•Our base-case scenario is no big-bang stimulus in the near term, but we will continue to see targeted easing measures in a “reactive” rather than “proactive” manner, which is in contrast to what investors yearn. Authorities seem willing to tolerate slower growth to achieve their longer-term goal of “common prosperity”. However, any further delay in a decisive response to restore confidence and revive domestic demand would risk a fast-deteriorating economy, which may, in turn, require an even more costly and larger fiscal expansion in the future for growth to recover.
•Market expectations remain very low and valuations attractive. Any positive surprise in the actual stimulus measures would be welcome. The key would be if the market were convinced that any stimulus was big enough to trigger a meaningful turnaround in economic momentum. Market volatility will remain high, while we see trading opportunities in selective areas with more favourable policy support, such as EVs, consumer staples and durables, internet, technology and tourism as these sectors are somewhat shielded from the property downturn.
Sector allocation: some sectors that lagged in H1 are now recovering
As we expected, a sector rotation is occurring, BENEFITING the lagging health care and energy sectors
Recent economic figures have been generally quite disappointing, particularly in China and Europe. However, this weakness was expected and a severe recession has already been priced in. So, take advantage of the low valuations of some cyclical sectors and stocks to accumulate.
- Summer is typically the most difficult period for equities. Among the defensive sectors, we maintain our preference for Health Care. This sector is a long-term outperformer and, among other, fits well with the innovation, ageing population and AI themes.
- Cautious investors may diversify into other strong, and/or cheap and/or high-dividend stocks, such as Energy, European Financials and solid Utilities that benefit from energy transition.
- We would still avoid expensive tech and consumption stocks, after recent outperformances. These sectors are expensive and currently correcting. Besides, the consumer is increasingly reluctant to accept the sharp consumption price rises observed since early 2022.
Before the Summer, we recommended revisiting sectors having ‘unfairly’ lagged during H1 this year. In particular, apart from Health Care, we recommended the Energy sector as we expected demand to keep recovering, whereas supply would stay constrained
- Energy has been the star performer this Summer, with oil prices recovering from around USD 70/barrel to around USD 90 today. Oil supply will remain constrained by Saudi Arabia and Russia. On the demand side, the travel recovery, the strong economy in many parts of the world and the development of e-commerce are all supporting oil prices.
- On the other hand, the materials sector performance has been subdued due to the weak manufacturing activity outlook, particularly in China. The sector valuations are however very attractive.

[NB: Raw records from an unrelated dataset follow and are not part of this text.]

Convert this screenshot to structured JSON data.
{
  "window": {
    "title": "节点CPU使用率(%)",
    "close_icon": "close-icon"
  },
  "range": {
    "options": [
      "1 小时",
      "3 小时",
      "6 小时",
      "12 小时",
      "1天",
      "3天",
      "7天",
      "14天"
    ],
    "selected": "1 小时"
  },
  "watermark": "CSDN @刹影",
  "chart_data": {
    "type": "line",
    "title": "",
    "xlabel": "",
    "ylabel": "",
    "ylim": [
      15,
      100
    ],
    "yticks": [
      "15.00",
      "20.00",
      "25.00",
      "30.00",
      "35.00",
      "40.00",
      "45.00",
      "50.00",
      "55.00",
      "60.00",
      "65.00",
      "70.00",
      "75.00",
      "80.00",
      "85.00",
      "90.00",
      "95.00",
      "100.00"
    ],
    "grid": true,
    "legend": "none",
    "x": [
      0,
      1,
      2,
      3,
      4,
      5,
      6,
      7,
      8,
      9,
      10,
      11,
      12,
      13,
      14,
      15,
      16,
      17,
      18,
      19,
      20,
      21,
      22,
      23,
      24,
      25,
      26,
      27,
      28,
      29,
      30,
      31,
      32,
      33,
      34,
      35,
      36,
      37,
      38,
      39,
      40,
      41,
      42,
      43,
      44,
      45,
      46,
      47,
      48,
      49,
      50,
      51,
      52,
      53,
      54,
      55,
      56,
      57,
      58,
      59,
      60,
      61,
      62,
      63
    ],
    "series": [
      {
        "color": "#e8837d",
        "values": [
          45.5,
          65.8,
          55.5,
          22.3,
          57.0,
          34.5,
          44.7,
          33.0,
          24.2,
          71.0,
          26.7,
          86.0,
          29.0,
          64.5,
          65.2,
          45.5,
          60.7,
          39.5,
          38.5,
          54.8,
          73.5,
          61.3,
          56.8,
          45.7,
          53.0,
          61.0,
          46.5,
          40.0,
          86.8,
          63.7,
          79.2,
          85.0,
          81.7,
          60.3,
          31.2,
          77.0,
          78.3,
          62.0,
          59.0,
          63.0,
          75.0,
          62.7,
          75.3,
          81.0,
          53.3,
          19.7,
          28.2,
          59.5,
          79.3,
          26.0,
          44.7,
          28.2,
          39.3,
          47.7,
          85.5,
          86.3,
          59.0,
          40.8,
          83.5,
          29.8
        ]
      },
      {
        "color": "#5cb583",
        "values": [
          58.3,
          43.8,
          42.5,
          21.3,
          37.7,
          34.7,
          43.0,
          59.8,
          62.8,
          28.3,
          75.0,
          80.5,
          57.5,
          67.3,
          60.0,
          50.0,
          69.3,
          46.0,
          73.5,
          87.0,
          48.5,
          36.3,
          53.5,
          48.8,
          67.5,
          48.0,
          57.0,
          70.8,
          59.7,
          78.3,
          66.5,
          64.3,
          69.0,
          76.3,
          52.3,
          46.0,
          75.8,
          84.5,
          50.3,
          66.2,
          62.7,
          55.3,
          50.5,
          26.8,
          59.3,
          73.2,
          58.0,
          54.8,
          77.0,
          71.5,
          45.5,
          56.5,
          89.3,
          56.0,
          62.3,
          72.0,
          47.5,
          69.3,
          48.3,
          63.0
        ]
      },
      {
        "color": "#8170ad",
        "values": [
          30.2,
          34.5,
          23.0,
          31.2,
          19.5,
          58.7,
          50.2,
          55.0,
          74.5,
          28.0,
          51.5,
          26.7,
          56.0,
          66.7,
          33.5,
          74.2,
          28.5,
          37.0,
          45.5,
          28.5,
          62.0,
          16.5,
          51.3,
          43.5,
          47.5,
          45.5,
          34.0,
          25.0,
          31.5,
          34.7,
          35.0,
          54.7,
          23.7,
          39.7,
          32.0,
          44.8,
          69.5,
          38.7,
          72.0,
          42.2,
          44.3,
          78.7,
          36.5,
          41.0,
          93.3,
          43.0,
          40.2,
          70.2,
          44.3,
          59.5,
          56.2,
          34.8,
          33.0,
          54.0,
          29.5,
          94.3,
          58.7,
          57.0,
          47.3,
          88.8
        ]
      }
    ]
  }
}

- As technology is expensive and facing new issues, remember that there are other vehicles to play AI, including companies in Health Care, Business Services, Industrials, and even some Financials and Utilities that are expected to enjoy productivity gains!
- Listed European Real Estate is recovering but still suffers from uncertainties about its refinancing, growth and dividends.